Exercise objective -> Each line below that includes the word "description" adds one to the count; give that count and nothing else.

Data extracts ->
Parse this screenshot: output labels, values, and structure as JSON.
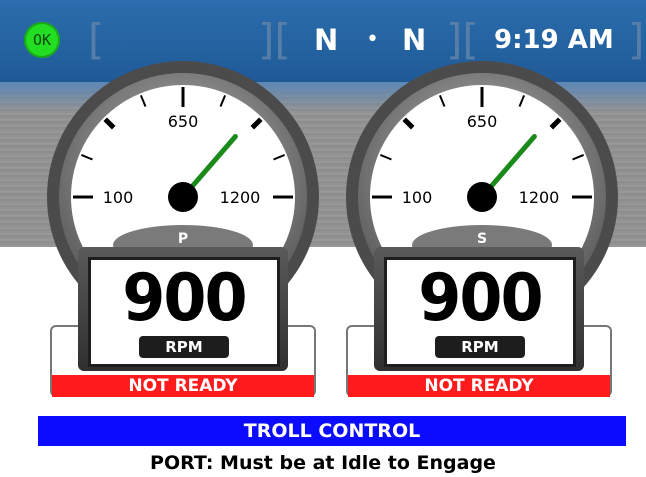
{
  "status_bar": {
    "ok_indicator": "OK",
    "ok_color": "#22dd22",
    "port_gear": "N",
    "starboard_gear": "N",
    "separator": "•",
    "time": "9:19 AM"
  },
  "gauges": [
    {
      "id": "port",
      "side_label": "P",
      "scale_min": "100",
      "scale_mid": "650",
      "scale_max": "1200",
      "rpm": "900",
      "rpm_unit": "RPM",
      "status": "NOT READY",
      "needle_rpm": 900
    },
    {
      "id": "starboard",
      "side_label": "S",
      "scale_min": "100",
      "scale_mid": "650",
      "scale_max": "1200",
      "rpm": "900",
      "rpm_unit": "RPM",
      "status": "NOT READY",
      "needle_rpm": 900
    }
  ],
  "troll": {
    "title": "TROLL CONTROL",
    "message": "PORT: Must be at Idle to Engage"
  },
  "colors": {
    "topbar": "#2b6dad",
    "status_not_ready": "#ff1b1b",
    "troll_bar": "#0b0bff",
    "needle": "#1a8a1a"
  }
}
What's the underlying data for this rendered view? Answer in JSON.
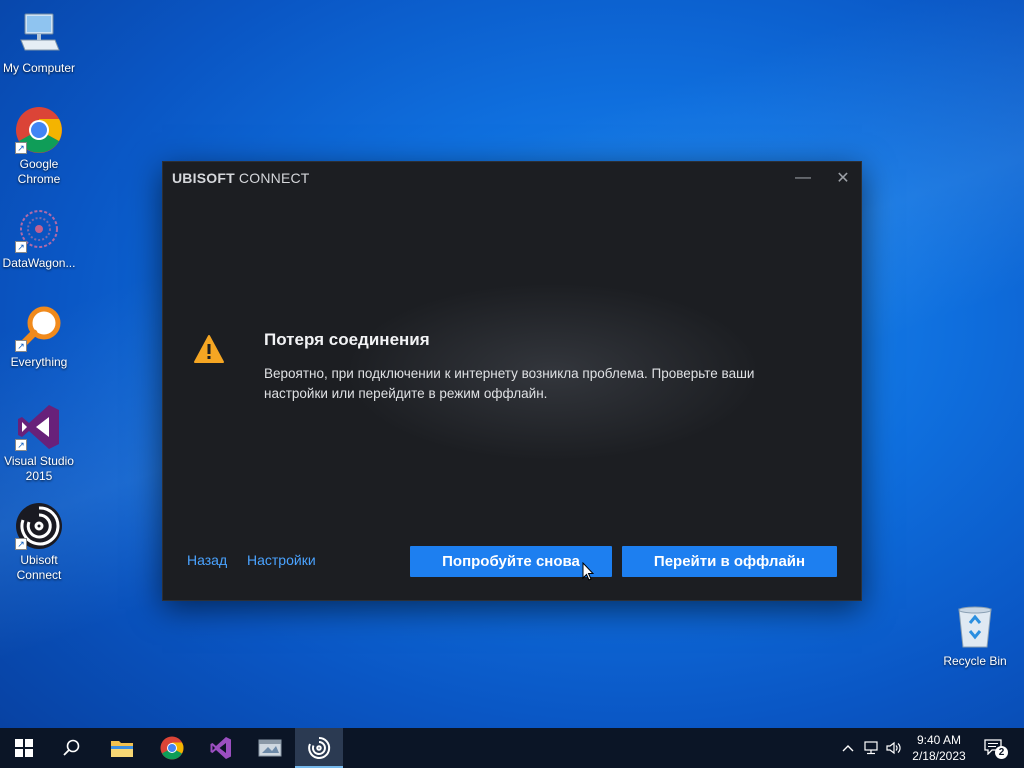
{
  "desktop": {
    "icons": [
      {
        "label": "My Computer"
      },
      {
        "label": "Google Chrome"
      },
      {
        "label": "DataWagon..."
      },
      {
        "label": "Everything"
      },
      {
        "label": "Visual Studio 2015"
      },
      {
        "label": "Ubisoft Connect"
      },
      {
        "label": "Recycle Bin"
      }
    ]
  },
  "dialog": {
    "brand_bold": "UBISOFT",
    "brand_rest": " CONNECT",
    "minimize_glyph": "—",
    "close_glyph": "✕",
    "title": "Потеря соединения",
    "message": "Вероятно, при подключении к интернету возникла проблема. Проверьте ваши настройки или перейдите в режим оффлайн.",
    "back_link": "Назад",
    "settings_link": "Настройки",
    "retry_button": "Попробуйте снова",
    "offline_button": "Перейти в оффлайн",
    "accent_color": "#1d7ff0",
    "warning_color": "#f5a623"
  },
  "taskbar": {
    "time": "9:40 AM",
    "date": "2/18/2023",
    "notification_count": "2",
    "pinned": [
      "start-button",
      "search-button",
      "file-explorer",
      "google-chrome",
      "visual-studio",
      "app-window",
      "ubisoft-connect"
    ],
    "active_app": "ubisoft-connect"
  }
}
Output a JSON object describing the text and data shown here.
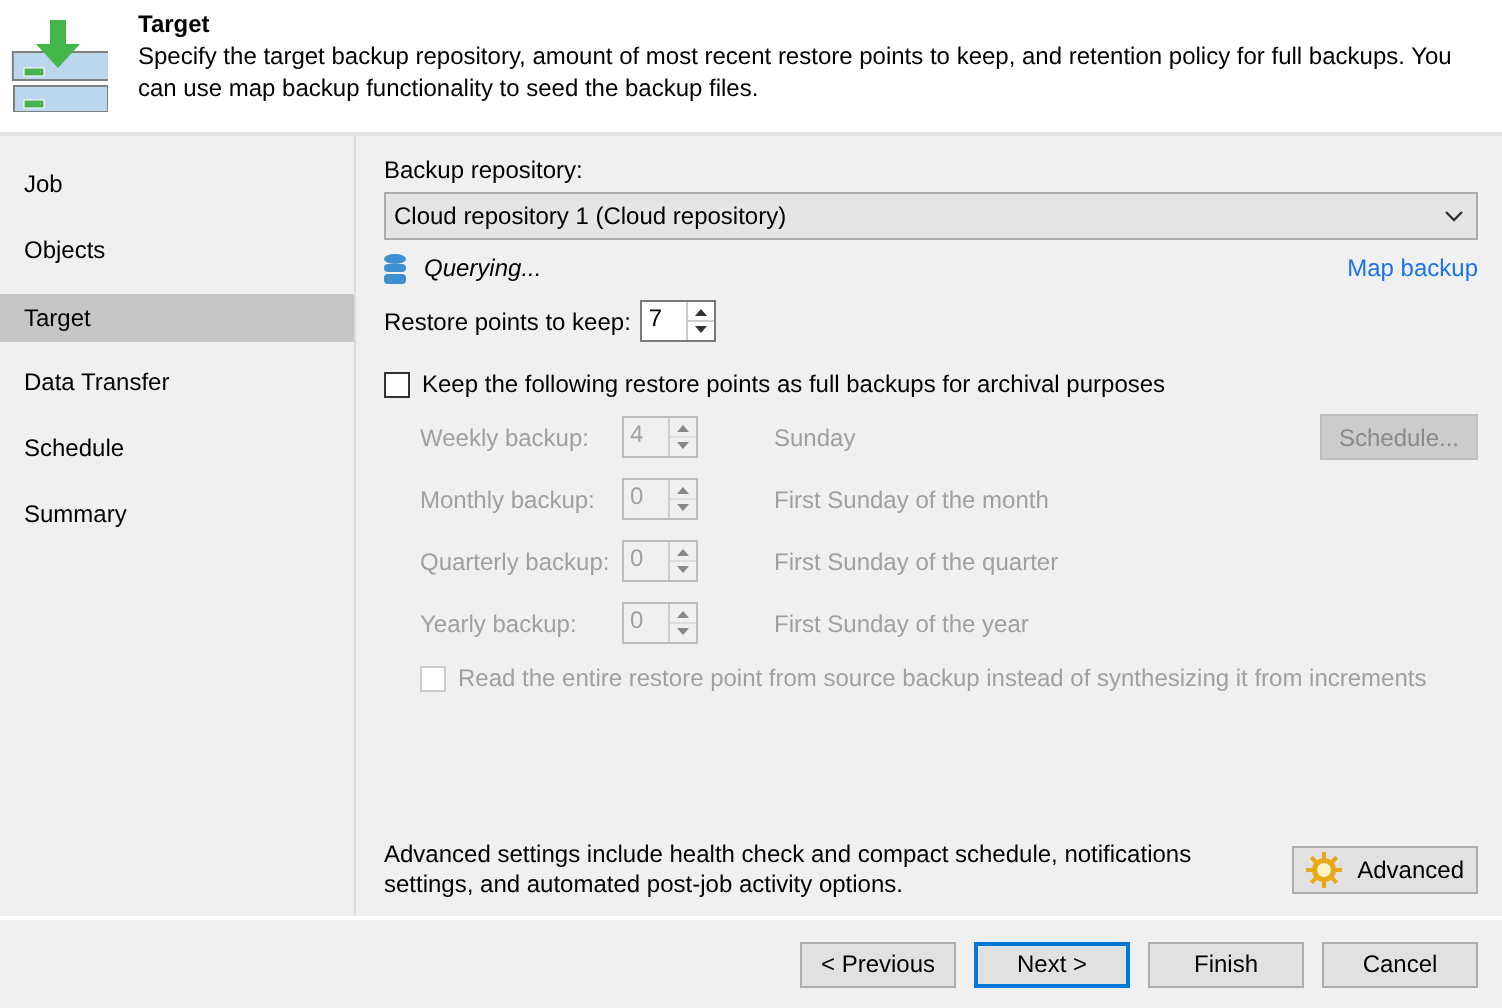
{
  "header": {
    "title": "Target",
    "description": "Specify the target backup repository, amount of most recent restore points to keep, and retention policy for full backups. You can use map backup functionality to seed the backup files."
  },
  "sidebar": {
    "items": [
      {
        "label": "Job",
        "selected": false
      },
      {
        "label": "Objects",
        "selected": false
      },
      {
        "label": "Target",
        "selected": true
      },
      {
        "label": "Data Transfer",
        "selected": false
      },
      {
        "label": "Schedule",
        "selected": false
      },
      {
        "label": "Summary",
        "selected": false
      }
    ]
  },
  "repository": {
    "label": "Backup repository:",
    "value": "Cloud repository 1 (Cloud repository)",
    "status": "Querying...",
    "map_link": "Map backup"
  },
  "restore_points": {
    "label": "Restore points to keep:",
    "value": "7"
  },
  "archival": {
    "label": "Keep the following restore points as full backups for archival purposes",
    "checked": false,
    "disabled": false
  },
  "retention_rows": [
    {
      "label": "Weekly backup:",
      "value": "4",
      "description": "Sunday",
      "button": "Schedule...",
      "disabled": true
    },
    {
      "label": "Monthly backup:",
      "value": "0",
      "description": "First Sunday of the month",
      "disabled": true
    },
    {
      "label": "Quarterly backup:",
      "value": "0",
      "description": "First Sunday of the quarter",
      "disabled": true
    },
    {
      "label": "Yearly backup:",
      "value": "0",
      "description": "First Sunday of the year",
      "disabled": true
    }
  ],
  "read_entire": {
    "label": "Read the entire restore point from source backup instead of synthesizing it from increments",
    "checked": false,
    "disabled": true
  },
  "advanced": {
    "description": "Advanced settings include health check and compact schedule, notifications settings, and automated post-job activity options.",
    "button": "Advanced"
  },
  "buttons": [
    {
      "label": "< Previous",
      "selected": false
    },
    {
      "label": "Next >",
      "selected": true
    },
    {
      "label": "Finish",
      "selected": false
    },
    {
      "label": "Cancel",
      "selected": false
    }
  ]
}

Result for this exercise -> 6